§ **What the task requires**
Copy each line of the records below that has "screenshot" in it.

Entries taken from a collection
== Segment start ==

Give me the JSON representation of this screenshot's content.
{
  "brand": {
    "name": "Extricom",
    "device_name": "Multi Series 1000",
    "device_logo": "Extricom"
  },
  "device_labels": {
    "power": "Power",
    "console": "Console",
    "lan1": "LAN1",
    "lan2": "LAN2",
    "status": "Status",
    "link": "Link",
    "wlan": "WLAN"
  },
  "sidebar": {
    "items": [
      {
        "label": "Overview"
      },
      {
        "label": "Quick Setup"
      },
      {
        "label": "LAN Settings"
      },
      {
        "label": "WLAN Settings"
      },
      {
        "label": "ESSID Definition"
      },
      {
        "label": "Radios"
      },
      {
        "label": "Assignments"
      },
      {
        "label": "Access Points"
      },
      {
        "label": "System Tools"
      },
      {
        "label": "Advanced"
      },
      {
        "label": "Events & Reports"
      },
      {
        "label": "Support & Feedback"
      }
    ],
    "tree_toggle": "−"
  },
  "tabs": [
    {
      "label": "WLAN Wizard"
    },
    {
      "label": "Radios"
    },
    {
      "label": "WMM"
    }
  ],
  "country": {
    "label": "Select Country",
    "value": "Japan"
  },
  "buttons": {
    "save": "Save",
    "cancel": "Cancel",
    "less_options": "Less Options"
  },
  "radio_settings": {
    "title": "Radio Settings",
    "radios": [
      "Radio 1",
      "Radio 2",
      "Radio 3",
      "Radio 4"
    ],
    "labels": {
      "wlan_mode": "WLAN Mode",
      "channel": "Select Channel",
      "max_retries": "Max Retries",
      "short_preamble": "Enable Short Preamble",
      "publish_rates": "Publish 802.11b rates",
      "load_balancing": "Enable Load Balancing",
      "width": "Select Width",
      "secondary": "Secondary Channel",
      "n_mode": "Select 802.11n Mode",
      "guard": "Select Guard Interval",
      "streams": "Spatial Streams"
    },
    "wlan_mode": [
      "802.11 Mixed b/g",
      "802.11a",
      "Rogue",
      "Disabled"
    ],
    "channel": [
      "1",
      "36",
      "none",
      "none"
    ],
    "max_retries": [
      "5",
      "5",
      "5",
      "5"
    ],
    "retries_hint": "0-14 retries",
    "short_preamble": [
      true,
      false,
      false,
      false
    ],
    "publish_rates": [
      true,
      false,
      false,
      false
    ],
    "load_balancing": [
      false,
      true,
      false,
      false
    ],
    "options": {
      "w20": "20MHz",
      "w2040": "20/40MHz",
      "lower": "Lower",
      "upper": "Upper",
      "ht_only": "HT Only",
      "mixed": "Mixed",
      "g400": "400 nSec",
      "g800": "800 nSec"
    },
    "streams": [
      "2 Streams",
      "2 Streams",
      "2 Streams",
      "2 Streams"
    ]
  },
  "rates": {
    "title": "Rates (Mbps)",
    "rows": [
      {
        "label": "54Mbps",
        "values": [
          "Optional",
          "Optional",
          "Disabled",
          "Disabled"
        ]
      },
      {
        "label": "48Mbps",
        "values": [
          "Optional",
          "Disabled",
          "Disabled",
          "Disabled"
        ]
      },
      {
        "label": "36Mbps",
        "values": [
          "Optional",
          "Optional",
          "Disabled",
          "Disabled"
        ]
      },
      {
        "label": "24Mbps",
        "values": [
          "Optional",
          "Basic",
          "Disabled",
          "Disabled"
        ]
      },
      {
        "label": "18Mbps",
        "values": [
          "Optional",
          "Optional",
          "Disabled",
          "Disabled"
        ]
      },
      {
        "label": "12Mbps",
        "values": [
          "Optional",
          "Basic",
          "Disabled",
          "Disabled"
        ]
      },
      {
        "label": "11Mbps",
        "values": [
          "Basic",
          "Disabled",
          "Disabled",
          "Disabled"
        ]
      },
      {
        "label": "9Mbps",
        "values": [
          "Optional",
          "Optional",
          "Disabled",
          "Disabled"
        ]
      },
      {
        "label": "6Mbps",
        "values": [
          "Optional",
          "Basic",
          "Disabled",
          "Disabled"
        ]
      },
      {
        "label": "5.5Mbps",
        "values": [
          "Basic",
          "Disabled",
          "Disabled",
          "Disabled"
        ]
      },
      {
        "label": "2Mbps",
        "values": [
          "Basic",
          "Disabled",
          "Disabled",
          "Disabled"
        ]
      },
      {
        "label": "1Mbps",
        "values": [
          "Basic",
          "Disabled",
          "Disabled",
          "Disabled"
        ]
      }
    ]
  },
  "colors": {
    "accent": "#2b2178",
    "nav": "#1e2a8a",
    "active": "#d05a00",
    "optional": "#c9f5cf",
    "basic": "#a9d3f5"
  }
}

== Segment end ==
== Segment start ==

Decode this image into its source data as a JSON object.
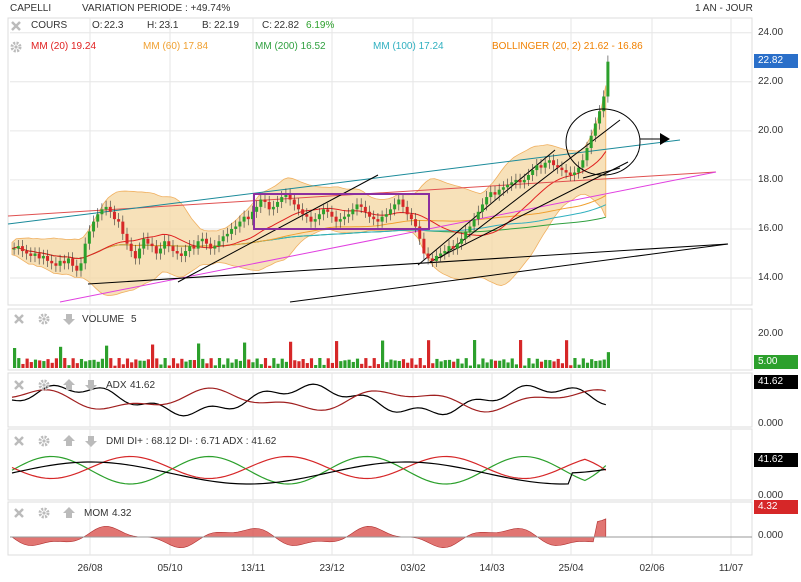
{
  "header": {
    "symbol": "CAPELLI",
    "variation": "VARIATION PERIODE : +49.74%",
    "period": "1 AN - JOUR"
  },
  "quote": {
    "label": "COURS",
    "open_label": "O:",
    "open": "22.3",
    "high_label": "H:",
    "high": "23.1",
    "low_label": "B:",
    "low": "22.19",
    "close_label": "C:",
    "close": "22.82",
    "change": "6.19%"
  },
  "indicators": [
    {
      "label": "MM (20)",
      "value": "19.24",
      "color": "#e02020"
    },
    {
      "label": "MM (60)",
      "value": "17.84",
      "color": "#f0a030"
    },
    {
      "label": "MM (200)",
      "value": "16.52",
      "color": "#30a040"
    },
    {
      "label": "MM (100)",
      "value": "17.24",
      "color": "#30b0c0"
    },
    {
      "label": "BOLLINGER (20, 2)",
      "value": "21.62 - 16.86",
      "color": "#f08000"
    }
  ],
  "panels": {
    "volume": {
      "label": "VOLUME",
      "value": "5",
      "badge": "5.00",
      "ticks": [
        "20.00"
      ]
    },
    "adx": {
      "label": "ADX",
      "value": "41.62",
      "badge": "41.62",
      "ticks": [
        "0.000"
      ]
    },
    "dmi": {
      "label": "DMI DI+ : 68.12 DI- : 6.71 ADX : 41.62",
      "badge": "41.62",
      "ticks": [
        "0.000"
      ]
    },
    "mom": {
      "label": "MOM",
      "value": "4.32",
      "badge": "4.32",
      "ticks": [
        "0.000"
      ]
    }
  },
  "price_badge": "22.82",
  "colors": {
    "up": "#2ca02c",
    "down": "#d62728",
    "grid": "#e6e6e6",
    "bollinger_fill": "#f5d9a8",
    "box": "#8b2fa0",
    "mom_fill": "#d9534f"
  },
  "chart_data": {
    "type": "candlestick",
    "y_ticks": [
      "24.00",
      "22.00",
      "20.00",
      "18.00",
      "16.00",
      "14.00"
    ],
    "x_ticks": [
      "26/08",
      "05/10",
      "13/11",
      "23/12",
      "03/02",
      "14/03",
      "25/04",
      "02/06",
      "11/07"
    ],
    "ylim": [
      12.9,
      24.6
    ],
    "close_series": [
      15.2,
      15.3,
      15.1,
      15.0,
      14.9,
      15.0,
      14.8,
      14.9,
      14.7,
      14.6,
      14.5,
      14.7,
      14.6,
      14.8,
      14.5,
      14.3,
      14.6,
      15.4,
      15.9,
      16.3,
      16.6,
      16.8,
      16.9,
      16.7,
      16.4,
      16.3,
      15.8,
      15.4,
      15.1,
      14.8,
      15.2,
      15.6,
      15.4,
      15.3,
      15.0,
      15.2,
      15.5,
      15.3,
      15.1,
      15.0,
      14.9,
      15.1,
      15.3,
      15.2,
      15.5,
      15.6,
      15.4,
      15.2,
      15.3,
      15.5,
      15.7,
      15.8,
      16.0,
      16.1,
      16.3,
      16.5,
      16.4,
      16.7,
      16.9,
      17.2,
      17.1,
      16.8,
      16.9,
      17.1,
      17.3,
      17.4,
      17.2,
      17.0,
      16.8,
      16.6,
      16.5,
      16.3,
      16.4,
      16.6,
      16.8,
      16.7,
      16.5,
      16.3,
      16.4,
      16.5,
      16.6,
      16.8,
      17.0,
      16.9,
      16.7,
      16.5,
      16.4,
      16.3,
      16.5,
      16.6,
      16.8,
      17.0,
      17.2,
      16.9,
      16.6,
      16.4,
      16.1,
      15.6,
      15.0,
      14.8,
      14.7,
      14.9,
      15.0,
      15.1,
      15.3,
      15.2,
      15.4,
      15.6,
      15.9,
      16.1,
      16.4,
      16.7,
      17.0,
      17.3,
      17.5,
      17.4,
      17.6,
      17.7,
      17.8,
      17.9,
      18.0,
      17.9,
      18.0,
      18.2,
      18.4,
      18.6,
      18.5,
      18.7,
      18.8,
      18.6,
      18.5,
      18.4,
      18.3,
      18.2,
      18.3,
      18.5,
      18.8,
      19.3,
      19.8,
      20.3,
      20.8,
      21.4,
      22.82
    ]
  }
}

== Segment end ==
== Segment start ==

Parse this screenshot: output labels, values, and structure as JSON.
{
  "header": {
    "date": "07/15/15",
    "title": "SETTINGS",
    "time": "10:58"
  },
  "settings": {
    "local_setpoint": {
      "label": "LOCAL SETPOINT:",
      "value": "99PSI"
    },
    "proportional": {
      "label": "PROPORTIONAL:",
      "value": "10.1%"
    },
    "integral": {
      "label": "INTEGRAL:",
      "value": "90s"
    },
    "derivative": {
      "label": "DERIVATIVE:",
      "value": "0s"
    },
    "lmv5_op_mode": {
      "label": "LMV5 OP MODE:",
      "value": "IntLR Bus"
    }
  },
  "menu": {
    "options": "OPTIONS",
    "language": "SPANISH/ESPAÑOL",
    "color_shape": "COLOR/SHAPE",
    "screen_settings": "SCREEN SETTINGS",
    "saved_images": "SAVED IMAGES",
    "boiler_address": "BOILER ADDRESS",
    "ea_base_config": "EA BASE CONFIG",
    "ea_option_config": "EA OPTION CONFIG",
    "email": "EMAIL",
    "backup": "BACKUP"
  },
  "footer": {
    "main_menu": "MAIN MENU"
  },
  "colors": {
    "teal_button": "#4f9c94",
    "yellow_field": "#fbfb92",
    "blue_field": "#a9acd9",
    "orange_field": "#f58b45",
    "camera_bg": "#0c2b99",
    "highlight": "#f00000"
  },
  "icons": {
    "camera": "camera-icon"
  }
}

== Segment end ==

§ **Answer box**
Give me the JSON representation of this screenshot's content.
Parse this screenshot: output labels, values, and structure as JSON.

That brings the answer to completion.